Inkjet droplets in the very first issue of Physical Review Applied
Inkjet printers fire droplets that travel a thousand times their own radius every second. The dynamics of this process involve a delicate interplay between surface tension and hydrodynamics that have now been experimentally measured in unprecedented detail. Experimental data are compared with analytic predictions to reveal internal velocities within a droplet that likewise vary by many meters per second within a droplet only tens of microns across.

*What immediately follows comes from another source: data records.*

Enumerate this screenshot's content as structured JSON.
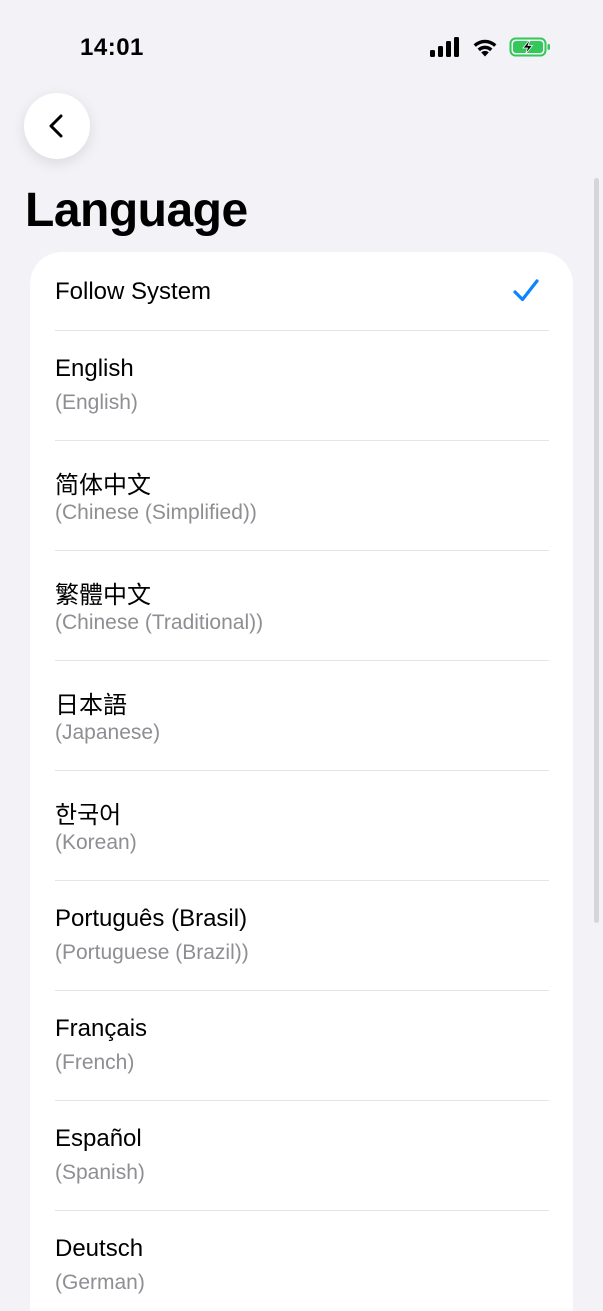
{
  "status_bar": {
    "time": "14:01",
    "icons": [
      "signal-icon",
      "wifi-icon",
      "battery-charging-icon"
    ],
    "battery_color": "#34c759"
  },
  "header": {
    "back_icon": "chevron-left-icon",
    "title": "Language"
  },
  "accent_color": "#0a84ff",
  "languages": [
    {
      "name": "Follow System",
      "sub": "",
      "selected": true
    },
    {
      "name": "English",
      "sub": "(English)",
      "selected": false
    },
    {
      "name": "简体中文",
      "sub": "(Chinese (Simplified))",
      "selected": false
    },
    {
      "name": "繁體中文",
      "sub": "(Chinese (Traditional))",
      "selected": false
    },
    {
      "name": "日本語",
      "sub": "(Japanese)",
      "selected": false
    },
    {
      "name": "한국어",
      "sub": "(Korean)",
      "selected": false
    },
    {
      "name": "Português (Brasil)",
      "sub": "(Portuguese (Brazil))",
      "selected": false
    },
    {
      "name": "Français",
      "sub": "(French)",
      "selected": false
    },
    {
      "name": "Español",
      "sub": "(Spanish)",
      "selected": false
    },
    {
      "name": "Deutsch",
      "sub": "(German)",
      "selected": false
    }
  ]
}
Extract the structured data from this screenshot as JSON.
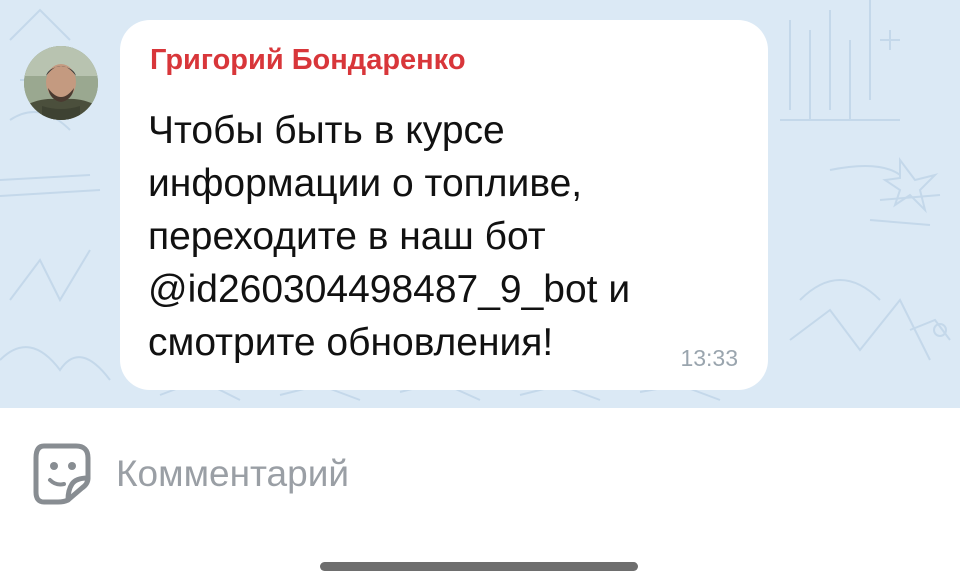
{
  "message": {
    "sender": "Григорий Бондаренко",
    "lines": [
      "Чтобы быть в курсе",
      "информации о топливе,",
      "переходите в наш бот",
      "@id260304498487_9_bot и",
      "смотрите обновления!"
    ],
    "time": "13:33"
  },
  "composer": {
    "placeholder": "Комментарий",
    "icon": "sticker-icon"
  },
  "colors": {
    "sender": "#d8363a",
    "chat_background": "#dbe9f5",
    "bubble": "#ffffff",
    "time": "#9aa5ae"
  }
}
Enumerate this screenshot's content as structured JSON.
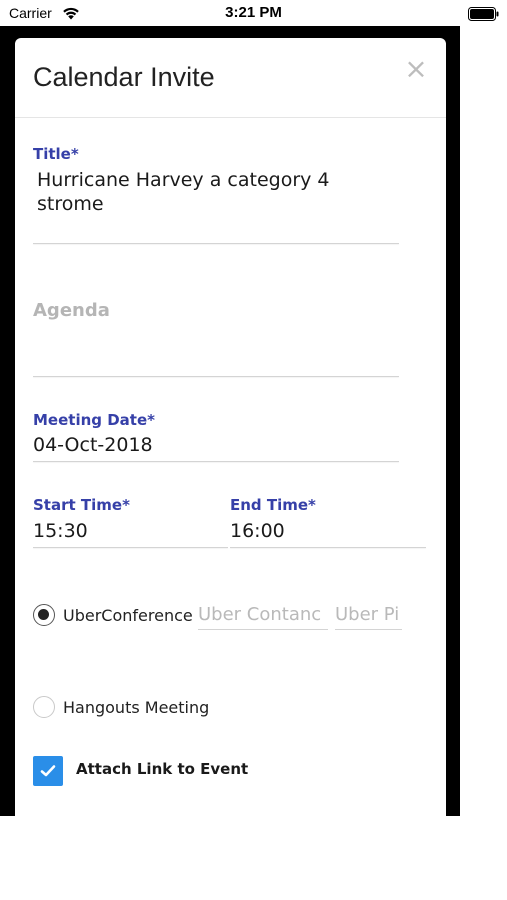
{
  "status_bar": {
    "carrier": "Carrier",
    "time": "3:21 PM"
  },
  "modal": {
    "title": "Calendar Invite",
    "close_symbol": "×"
  },
  "form": {
    "title_label": "Title*",
    "title_value_line1": "Hurricane Harvey a category 4",
    "title_value_line2": "strome",
    "agenda_label": "Agenda",
    "meeting_date_label": "Meeting Date*",
    "meeting_date_value": "04-Oct-2018",
    "start_time_label": "Start Time*",
    "start_time_value": "15:30",
    "end_time_label": "End Time*",
    "end_time_value": "16:00",
    "uberconference_label": "UberConference",
    "uber_contact_placeholder": "Uber Contanc",
    "uber_pin_placeholder": "Uber Pi",
    "hangouts_label": "Hangouts Meeting",
    "attach_link_label": "Attach Link to Event",
    "selected_option": "UberConference",
    "attach_link_checked": true
  },
  "colors": {
    "label_blue": "#3640a8",
    "checkbox_blue": "#2a8ee8",
    "placeholder_gray": "#b5b5b5"
  },
  "icons": {
    "wifi": "wifi-icon",
    "battery": "battery-icon",
    "close": "close-icon",
    "check": "checkmark-icon"
  }
}
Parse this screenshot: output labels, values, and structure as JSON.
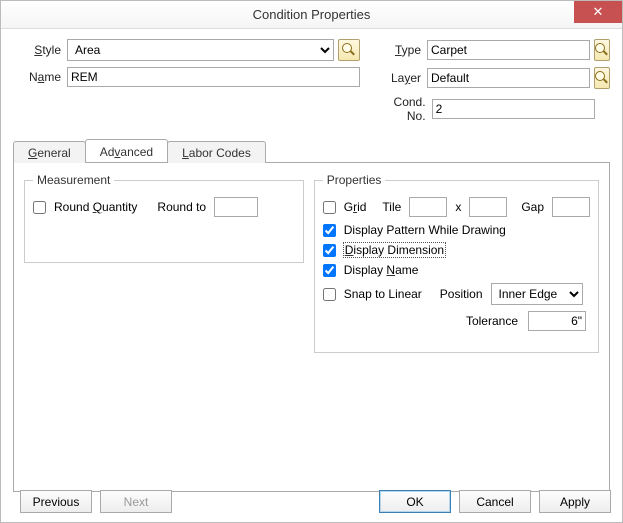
{
  "window": {
    "title": "Condition Properties"
  },
  "fields": {
    "style_label": "Style",
    "style_value": "Area",
    "name_label": "Name",
    "name_value": "REM",
    "type_label": "Type",
    "type_value": "Carpet",
    "layer_label": "Layer",
    "layer_value": "Default",
    "condno_label": "Cond. No.",
    "condno_value": "2"
  },
  "tabs": {
    "general": "General",
    "advanced": "Advanced",
    "labor": "Labor Codes"
  },
  "measurement": {
    "legend": "Measurement",
    "round_qty": "Round Quantity",
    "round_to": "Round to",
    "round_to_value": ""
  },
  "properties": {
    "legend": "Properties",
    "grid": "Grid",
    "tile": "Tile",
    "tile_w": "",
    "x": "x",
    "tile_h": "",
    "gap": "Gap",
    "gap_v": "",
    "disp_pattern": "Display Pattern While Drawing",
    "disp_dim": "Display Dimension",
    "disp_name": "Display Name",
    "snap_linear": "Snap to Linear",
    "position_label": "Position",
    "position_value": "Inner Edge",
    "tolerance_label": "Tolerance",
    "tolerance_value": "6\""
  },
  "buttons": {
    "previous": "Previous",
    "next": "Next",
    "ok": "OK",
    "cancel": "Cancel",
    "apply": "Apply"
  }
}
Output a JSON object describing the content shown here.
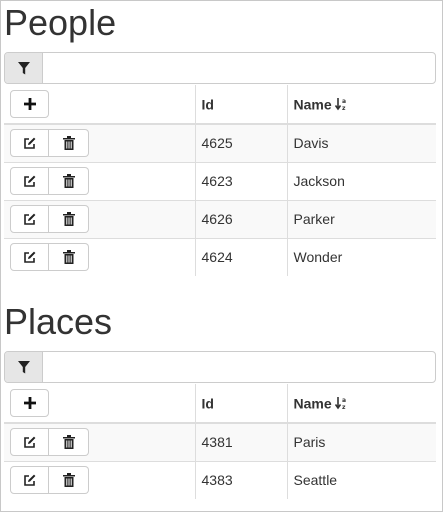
{
  "people": {
    "title": "People",
    "filter": {
      "value": "",
      "placeholder": ""
    },
    "columns": {
      "id": "Id",
      "name": "Name"
    },
    "rows": [
      {
        "id": "4625",
        "name": "Davis"
      },
      {
        "id": "4623",
        "name": "Jackson"
      },
      {
        "id": "4626",
        "name": "Parker"
      },
      {
        "id": "4624",
        "name": "Wonder"
      }
    ]
  },
  "places": {
    "title": "Places",
    "filter": {
      "value": "",
      "placeholder": ""
    },
    "columns": {
      "id": "Id",
      "name": "Name"
    },
    "rows": [
      {
        "id": "4381",
        "name": "Paris"
      },
      {
        "id": "4383",
        "name": "Seattle"
      }
    ]
  },
  "icons": {
    "filter": "filter-icon",
    "add": "plus-icon",
    "edit": "edit-icon",
    "delete": "trash-icon",
    "sort": "sort-alpha-icon"
  },
  "colors": {
    "text": "#333333",
    "border": "#dddddd",
    "stripe": "#f9f9f9",
    "button_border": "#cccccc",
    "filter_button_bg": "#e6e6e6"
  }
}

Inkjet printing deposits droplets with a well-controlled narrow size distribution. This paper aims at improving experimental and numerical methods for the optimization of drop formation. We introduce a method to extract the one-dimensional velocity profile inside a single droplet during drop formation. We use a novel experimental approach to capture two detailed images of the very same droplet with a small time delay. The one-dimensional velocity within the droplet is resolved by accurately determining the volume distribution of the droplet. We compare the obtained velocity profiles to a numerical simulation based on the slender jet approximation of the Navier-Stokes equation and we find very good agreement.